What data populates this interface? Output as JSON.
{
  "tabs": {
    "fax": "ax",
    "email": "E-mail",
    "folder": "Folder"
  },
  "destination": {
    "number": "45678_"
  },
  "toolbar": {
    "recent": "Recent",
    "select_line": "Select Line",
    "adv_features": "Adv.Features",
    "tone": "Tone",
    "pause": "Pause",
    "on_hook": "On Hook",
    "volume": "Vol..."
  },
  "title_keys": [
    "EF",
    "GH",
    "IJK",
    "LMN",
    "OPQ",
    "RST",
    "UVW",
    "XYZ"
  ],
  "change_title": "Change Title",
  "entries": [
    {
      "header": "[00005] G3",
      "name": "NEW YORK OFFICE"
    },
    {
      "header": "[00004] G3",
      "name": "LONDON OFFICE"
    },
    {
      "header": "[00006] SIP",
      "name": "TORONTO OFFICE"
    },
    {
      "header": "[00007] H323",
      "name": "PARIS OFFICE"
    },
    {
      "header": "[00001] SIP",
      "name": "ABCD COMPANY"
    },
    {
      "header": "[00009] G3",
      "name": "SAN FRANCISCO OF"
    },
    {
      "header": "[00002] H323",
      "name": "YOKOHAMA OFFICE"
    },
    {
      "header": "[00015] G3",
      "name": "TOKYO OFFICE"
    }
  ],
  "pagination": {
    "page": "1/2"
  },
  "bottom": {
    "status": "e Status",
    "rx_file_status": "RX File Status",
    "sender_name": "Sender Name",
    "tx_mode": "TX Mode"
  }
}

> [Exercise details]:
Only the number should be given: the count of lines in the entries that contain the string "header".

> [Exercise response]:
8